Walking to the bottom of the hill provided a great view back up at the alignment of the locks. From the bottom, the canal continues across the plain to the west and off towards Bristol. On the day we were there, a few boats were making their way through. Their crews were having a relaxed time and beer seemed to be prevalent! It was interesting to think back to the times when the canals were the motorways of UK commerce and these locks would probably have been quite congested with freight traffic.
The development of the Vulcan required a lot of concept testing before the full size jets were built. Avro built a series of smaller scale delta winged jets to work out some of the issues under the name Avro 707. One of these lives at Old Sarum in the Boscombe Down Aviation Collection. It is painted a bright orange color and, while tucked in a dark hangar, it still looks striking. It would be great to get some elevation to show off the delta planform of the jet but still happy to have managed to see it. I was rather close to it so needed to shoot a variety of shots to stitch together afterwards which only worked so well.
When Llanbedr was the home for a bunch of drones, it also had some old airframes used to support the drone operations. The Sea Vixen was one of the more famous jets saved from that program but the Boscombe collection has a drone support Meteor. The red and yellow paint scheme is not subtle but it looks good, particularly in the dark hangar at Old Sarum where the collection lives. I can’t claim to love the Meatbox but I do find it an interesting jet and seeing one in such good condition is a treat.

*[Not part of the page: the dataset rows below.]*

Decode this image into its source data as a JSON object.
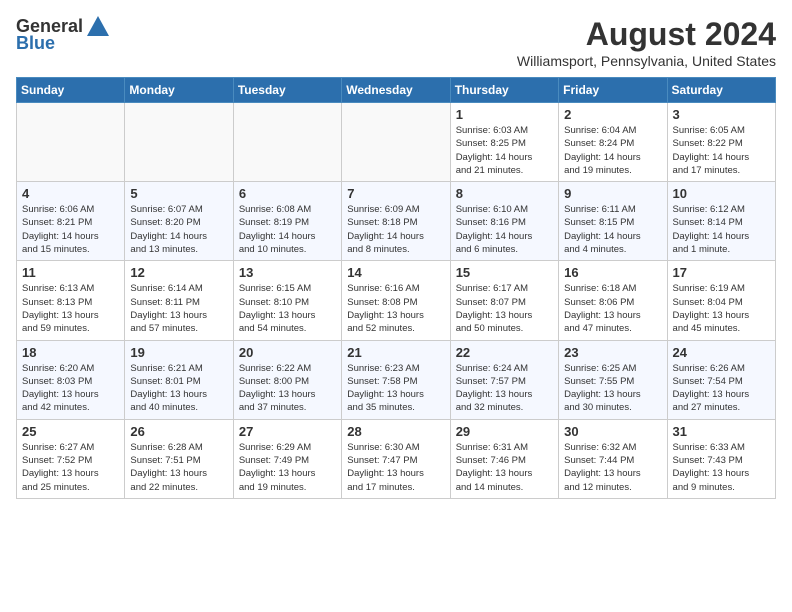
{
  "header": {
    "logo_general": "General",
    "logo_blue": "Blue",
    "month_title": "August 2024",
    "location": "Williamsport, Pennsylvania, United States"
  },
  "calendar": {
    "days_of_week": [
      "Sunday",
      "Monday",
      "Tuesday",
      "Wednesday",
      "Thursday",
      "Friday",
      "Saturday"
    ],
    "weeks": [
      [
        {
          "day": "",
          "info": ""
        },
        {
          "day": "",
          "info": ""
        },
        {
          "day": "",
          "info": ""
        },
        {
          "day": "",
          "info": ""
        },
        {
          "day": "1",
          "info": "Sunrise: 6:03 AM\nSunset: 8:25 PM\nDaylight: 14 hours\nand 21 minutes."
        },
        {
          "day": "2",
          "info": "Sunrise: 6:04 AM\nSunset: 8:24 PM\nDaylight: 14 hours\nand 19 minutes."
        },
        {
          "day": "3",
          "info": "Sunrise: 6:05 AM\nSunset: 8:22 PM\nDaylight: 14 hours\nand 17 minutes."
        }
      ],
      [
        {
          "day": "4",
          "info": "Sunrise: 6:06 AM\nSunset: 8:21 PM\nDaylight: 14 hours\nand 15 minutes."
        },
        {
          "day": "5",
          "info": "Sunrise: 6:07 AM\nSunset: 8:20 PM\nDaylight: 14 hours\nand 13 minutes."
        },
        {
          "day": "6",
          "info": "Sunrise: 6:08 AM\nSunset: 8:19 PM\nDaylight: 14 hours\nand 10 minutes."
        },
        {
          "day": "7",
          "info": "Sunrise: 6:09 AM\nSunset: 8:18 PM\nDaylight: 14 hours\nand 8 minutes."
        },
        {
          "day": "8",
          "info": "Sunrise: 6:10 AM\nSunset: 8:16 PM\nDaylight: 14 hours\nand 6 minutes."
        },
        {
          "day": "9",
          "info": "Sunrise: 6:11 AM\nSunset: 8:15 PM\nDaylight: 14 hours\nand 4 minutes."
        },
        {
          "day": "10",
          "info": "Sunrise: 6:12 AM\nSunset: 8:14 PM\nDaylight: 14 hours\nand 1 minute."
        }
      ],
      [
        {
          "day": "11",
          "info": "Sunrise: 6:13 AM\nSunset: 8:13 PM\nDaylight: 13 hours\nand 59 minutes."
        },
        {
          "day": "12",
          "info": "Sunrise: 6:14 AM\nSunset: 8:11 PM\nDaylight: 13 hours\nand 57 minutes."
        },
        {
          "day": "13",
          "info": "Sunrise: 6:15 AM\nSunset: 8:10 PM\nDaylight: 13 hours\nand 54 minutes."
        },
        {
          "day": "14",
          "info": "Sunrise: 6:16 AM\nSunset: 8:08 PM\nDaylight: 13 hours\nand 52 minutes."
        },
        {
          "day": "15",
          "info": "Sunrise: 6:17 AM\nSunset: 8:07 PM\nDaylight: 13 hours\nand 50 minutes."
        },
        {
          "day": "16",
          "info": "Sunrise: 6:18 AM\nSunset: 8:06 PM\nDaylight: 13 hours\nand 47 minutes."
        },
        {
          "day": "17",
          "info": "Sunrise: 6:19 AM\nSunset: 8:04 PM\nDaylight: 13 hours\nand 45 minutes."
        }
      ],
      [
        {
          "day": "18",
          "info": "Sunrise: 6:20 AM\nSunset: 8:03 PM\nDaylight: 13 hours\nand 42 minutes."
        },
        {
          "day": "19",
          "info": "Sunrise: 6:21 AM\nSunset: 8:01 PM\nDaylight: 13 hours\nand 40 minutes."
        },
        {
          "day": "20",
          "info": "Sunrise: 6:22 AM\nSunset: 8:00 PM\nDaylight: 13 hours\nand 37 minutes."
        },
        {
          "day": "21",
          "info": "Sunrise: 6:23 AM\nSunset: 7:58 PM\nDaylight: 13 hours\nand 35 minutes."
        },
        {
          "day": "22",
          "info": "Sunrise: 6:24 AM\nSunset: 7:57 PM\nDaylight: 13 hours\nand 32 minutes."
        },
        {
          "day": "23",
          "info": "Sunrise: 6:25 AM\nSunset: 7:55 PM\nDaylight: 13 hours\nand 30 minutes."
        },
        {
          "day": "24",
          "info": "Sunrise: 6:26 AM\nSunset: 7:54 PM\nDaylight: 13 hours\nand 27 minutes."
        }
      ],
      [
        {
          "day": "25",
          "info": "Sunrise: 6:27 AM\nSunset: 7:52 PM\nDaylight: 13 hours\nand 25 minutes."
        },
        {
          "day": "26",
          "info": "Sunrise: 6:28 AM\nSunset: 7:51 PM\nDaylight: 13 hours\nand 22 minutes."
        },
        {
          "day": "27",
          "info": "Sunrise: 6:29 AM\nSunset: 7:49 PM\nDaylight: 13 hours\nand 19 minutes."
        },
        {
          "day": "28",
          "info": "Sunrise: 6:30 AM\nSunset: 7:47 PM\nDaylight: 13 hours\nand 17 minutes."
        },
        {
          "day": "29",
          "info": "Sunrise: 6:31 AM\nSunset: 7:46 PM\nDaylight: 13 hours\nand 14 minutes."
        },
        {
          "day": "30",
          "info": "Sunrise: 6:32 AM\nSunset: 7:44 PM\nDaylight: 13 hours\nand 12 minutes."
        },
        {
          "day": "31",
          "info": "Sunrise: 6:33 AM\nSunset: 7:43 PM\nDaylight: 13 hours\nand 9 minutes."
        }
      ]
    ]
  }
}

Middle Wallop was my first aviation museum of our vacation but there was a second. I didn’t have a lot of time but, with a small gap in the schedule and a very accommodating wife, we headed to Old Sarum, home of the Boscombe Down Aviation Collection. For those not familiar with UK military aviation, Boscombe Down is the center of military test in the UK and has a variety of unusual aircraft that are used for test duties and test pilot training.

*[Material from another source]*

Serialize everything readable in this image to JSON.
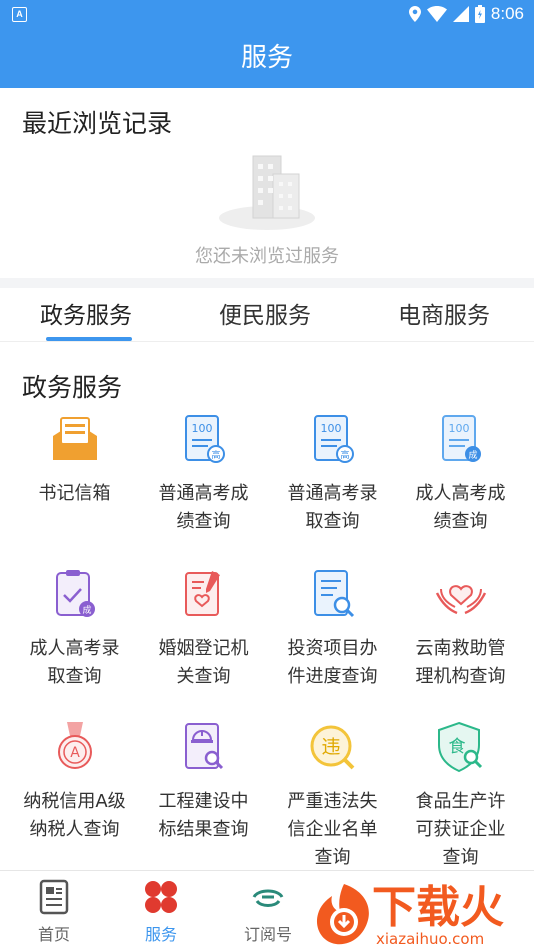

The weather was dismal but the vintage hangars meant I could stay dry (although there were a couple of exhibits outside including a Hunter and the nose of a Comet). The collection is full of interesting items. There are whole airframes and cockpit sections from others. The cockpits are all accessible and, if I had been there longer, I would probably have got in to some of them. However, time was tight and hopping in wasn’t that important to me. There were a variety of Canberra front fuselages and a Sea Vixen. Some of the exhibits are special enough to justify their own posts so those will come in due course. The stories of restoration of the airframes were pretty interesting too and a lot of good work had been done to preserve them. (As an aside, the one thing I was a little disappointed in was the painting of the aircraft. The colors and markings seemed inaccurate which seemed at odds with the great efforts made in to earth respects.)
A Sea Harrier was on display as was a Jaguar. One of the highlights for me was Hawk XX154. This is the first Hawk built and one that had a full career in test duties ending up at Boscombe. It was moved to Old Sarum by the RAF with a Chinook lifting it across as a training exercise. It is displayed in its final gloss black finish but I will always think of it in red and white. There is also a front fuselage from one of the ETPS Hawks that was written off in an accident.
So much variety of exhibits and definitely a top place to visit if you like military aviation. The nice thing is that the airframes are unusual in their configuration and history. They tend not to be regular squadron jets so give extra to learn about. I would love to go back again some time.